"The MBA was hard work, but also seemed in a way like a vacation in a safe environment. Before it, I had always lived and worked with my parents. My real life starts now, but I have had excellent preparation. I'm very excited."
Of the short-listed candidates, only Simon Wright, 41, comes from Britain. His home town is Cambridge, but 12 years ago he emigrated to Sydney, Australia. In 2004, he moved from a successful career in general management in the media/IT sector to work with a range of community organisations. Finally, he became national manager of corporate partnerships for the Smith Family, a social enterprise in Australia.
"I had spent most of my career in media and TV land, but two or three years ago I stumbled into the area of corporate social responsibility. I was working with an NGO, trying to get corporates involved with the community, when the reputation of Nottingham University Business School popped up. Its MBA course was getting strong ratings, not least in America. It was doing five-star research in the area of sustainability and CSR. I was lucky enough to get a full scholarship and I've just finished the course."
Wright is married with young children, so joining the programme and moving with his family to the UK demanded significant commitment and personal sacrifice. His father has also been seriously ill, but the school says he has quietly and capably responded to all these challenges in an impressive and understated way that says much about his qualities as a professional and as a person.

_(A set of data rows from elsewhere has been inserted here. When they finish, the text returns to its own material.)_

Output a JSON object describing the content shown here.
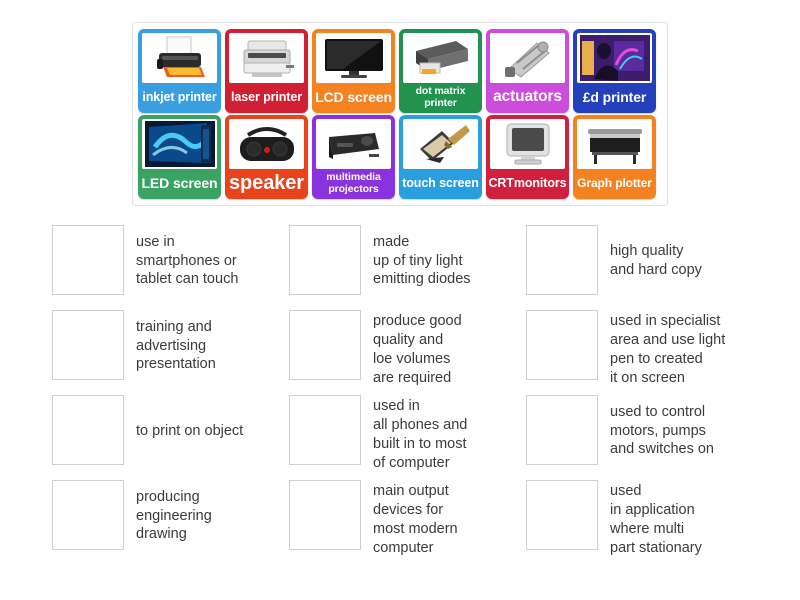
{
  "tile_bank": {
    "name": "draggable-tile-bank",
    "rows": [
      [
        {
          "label": "inkjet printer",
          "color": "#3a9fe0",
          "icon": "inkjet-printer-icon",
          "size": "fs-13"
        },
        {
          "label": "laser printer",
          "color": "#d11f33",
          "icon": "laser-printer-icon",
          "size": "fs-13"
        },
        {
          "label": "LCD screen",
          "color": "#f58220",
          "icon": "lcd-screen-icon",
          "size": "fs-14"
        },
        {
          "label": "dot matrix\nprinter",
          "color": "#22934f",
          "icon": "dot-matrix-printer-icon",
          "size": "fs-10"
        },
        {
          "label": "actuators",
          "color": "#cc4ddb",
          "icon": "actuator-icon",
          "size": "fs-15"
        },
        {
          "label": "£d printer",
          "color": "#2440bb",
          "icon": "3d-printer-icon",
          "size": "fs-14"
        }
      ],
      [
        {
          "label": "LED screen",
          "color": "#3aa364",
          "icon": "led-screen-icon",
          "size": "fs-14"
        },
        {
          "label": "speaker",
          "color": "#e8431a",
          "icon": "speaker-icon",
          "size": "fs-19"
        },
        {
          "label": "multimedia\nprojectors",
          "color": "#8833dd",
          "icon": "projector-icon",
          "size": "fs-10"
        },
        {
          "label": "touch screen",
          "color": "#2a9fe0",
          "icon": "touch-screen-icon",
          "size": "fs-13"
        },
        {
          "label": "CRTmonitors",
          "color": "#d11f3e",
          "icon": "crt-monitor-icon",
          "size": "fs-13"
        },
        {
          "label": "Graph plotter",
          "color": "#f58220",
          "icon": "graph-plotter-icon",
          "size": "fs-12"
        }
      ]
    ]
  },
  "answers": [
    {
      "text": "use in\nsmartphones or\ntablet can touch"
    },
    {
      "text": "made\nup of tiny light\nemitting diodes"
    },
    {
      "text": "high quality\nand hard copy"
    },
    {
      "text": "training and\nadvertising\npresentation"
    },
    {
      "text": "produce good\nquality and\nloe volumes\nare required"
    },
    {
      "text": "used in specialist\narea and use light\npen to created\nit on screen"
    },
    {
      "text": "to print on object"
    },
    {
      "text": "used in\nall phones and\nbuilt in to most\nof computer"
    },
    {
      "text": "used to control\nmotors, pumps\nand switches on"
    },
    {
      "text": "producing\nengineering\ndrawing"
    },
    {
      "text": "main output\ndevices for\nmost modern\ncomputer"
    },
    {
      "text": "used\nin application\nwhere multi\npart stationary"
    }
  ]
}
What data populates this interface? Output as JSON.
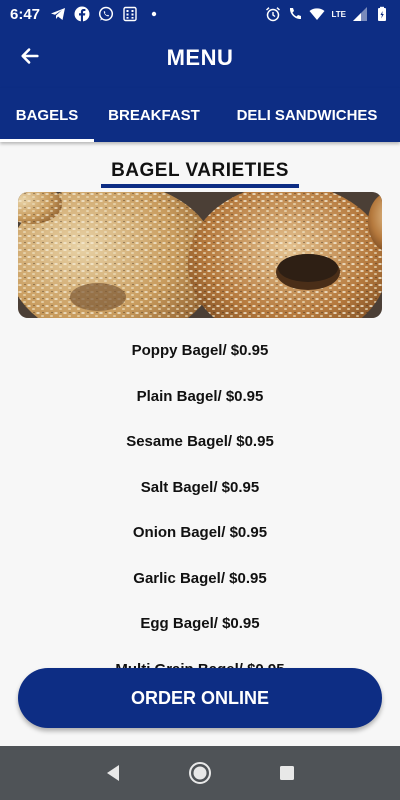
{
  "status_bar": {
    "time": "6:47",
    "left_icons": [
      "telegram-icon",
      "facebook-icon",
      "whatsapp-icon",
      "calculator-icon",
      "dot-icon"
    ],
    "right_icons": [
      "alarm-icon",
      "lte-call-icon",
      "wifi-icon",
      "lte-signal-icon",
      "battery-icon"
    ],
    "lte_label": "LTE"
  },
  "app_bar": {
    "title": "MENU",
    "back_icon": "arrow-left-icon"
  },
  "tabs": [
    {
      "label": "BAGELS",
      "active": true
    },
    {
      "label": "BREAKFAST",
      "active": false
    },
    {
      "label": "DELI SANDWICHES",
      "active": false
    }
  ],
  "section": {
    "title": "BAGEL VARIETIES"
  },
  "menu_items": [
    "Poppy Bagel/ $0.95",
    "Plain Bagel/ $0.95",
    "Sesame Bagel/ $0.95",
    "Salt Bagel/ $0.95",
    "Onion Bagel/ $0.95",
    "Garlic Bagel/ $0.95",
    "Egg Bagel/ $0.95",
    "Multi Grain Bagel/ $0.95"
  ],
  "order_button": {
    "label": "ORDER ONLINE"
  },
  "nav_bar": {
    "icons": [
      "back-triangle-icon",
      "home-circle-icon",
      "recents-square-icon"
    ]
  },
  "colors": {
    "primary": "#0d2d84",
    "nav_bar": "#4f5357",
    "background": "#f7f7f7"
  }
}
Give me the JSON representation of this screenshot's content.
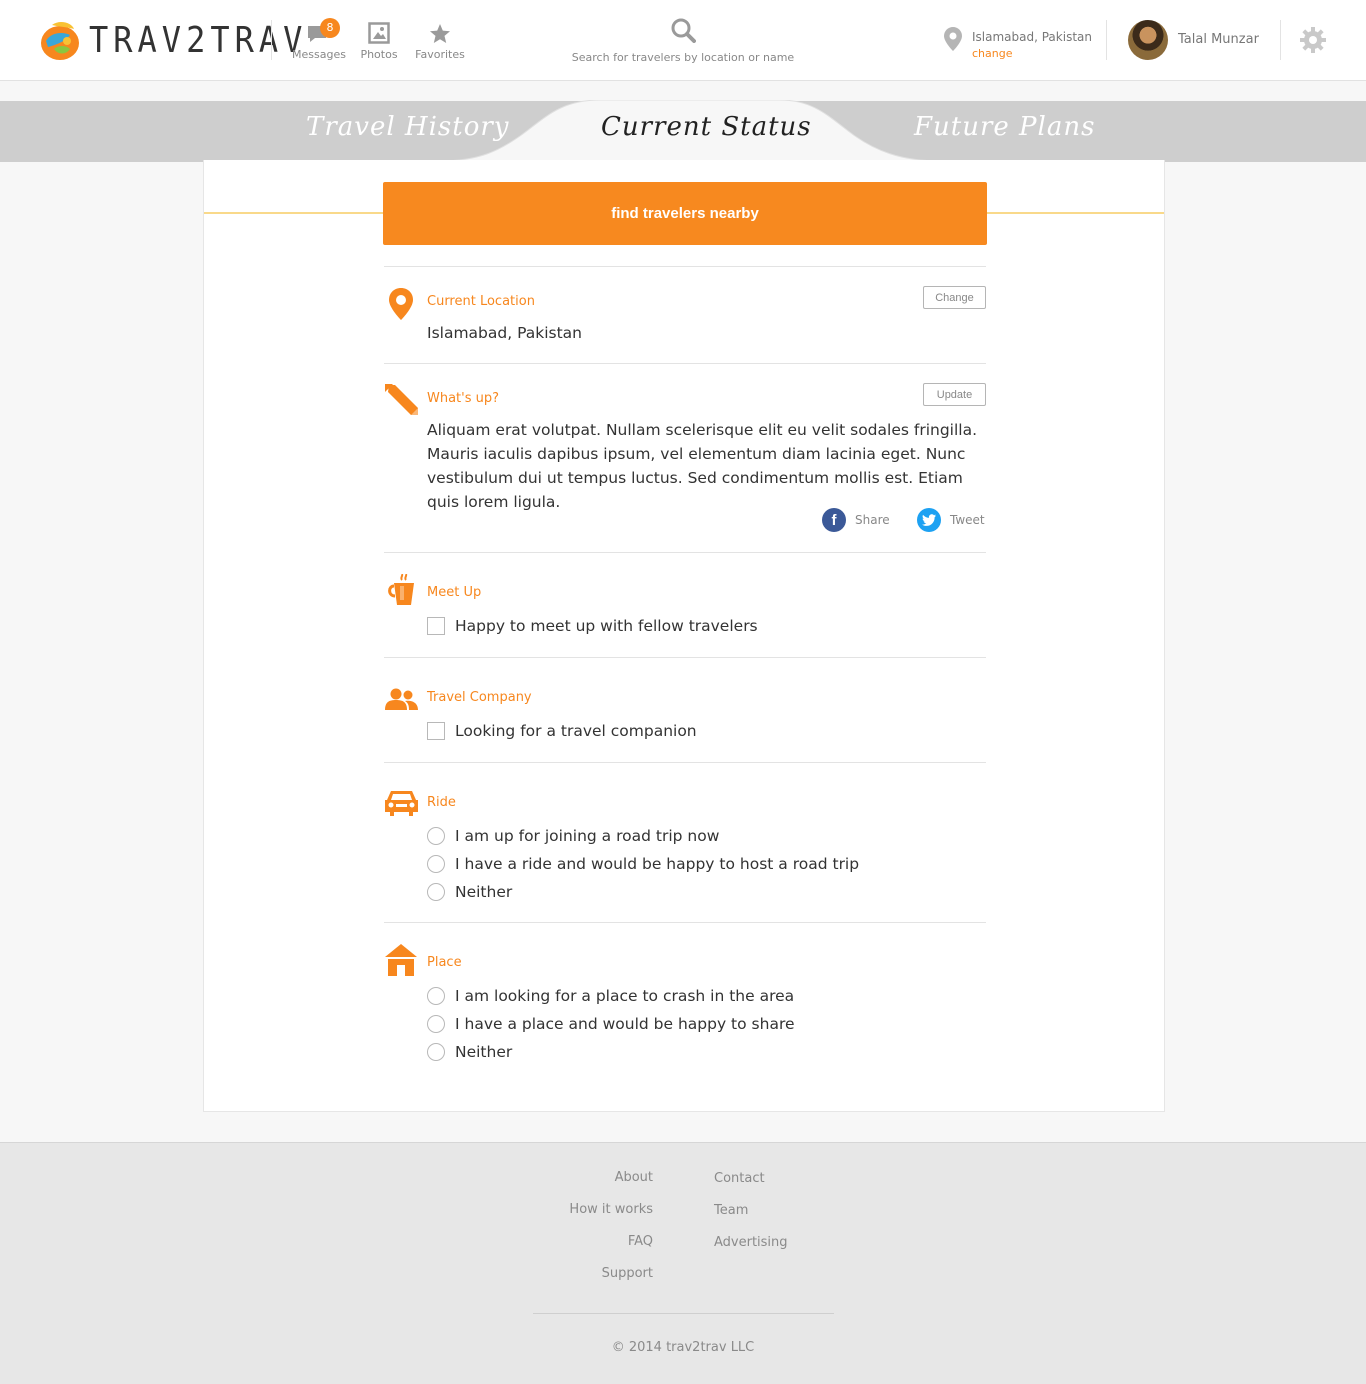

"Simon is the top student this year and is expected to secure a distinction. He has contributed a great deal to the success of the MBA programme, participating fully in class and providing thoughtful feedback on the course content and structure. He has led most of the group work he has undertaken," says the school. |He has supported and mentored other MBA students and serves on the MBA staff-student liaison committee.
As MBA social secretary, he has organised social activities, including an international food festival, sports outings, social events and excursions, and the MBA soccer programme (he still plays). On Christmas Eve, all the international students who were away from their families were invited to his home. He also helped a group of Chevening Fellows from developing countries to integrate with the MBA cohort.
"Simon has continually given something back to the school and we could not have asked for a better ambassador," the school says. "He attends MBA open days to speak to potential applicants about the Nottingham experience and has already promoted the programme among his peers in Australia."
"There's more happening here than in Australia," Wright says. "There's more noise, there are more players. Businesses are being forced to confront some of the issues around social environmental and ethical reporting. I have a firm believe in the potential of businesses to act as a change agent." He points to the Business in the Community scheme as a good example. "I've been doing a bit of mentoring in Nottingham, working with the long-term unemployed. We're trying to build up people's skills and confidences."
The name of the MBA Student of the Year winner will be announced at a gala dinner in London on 9 November.Reuse content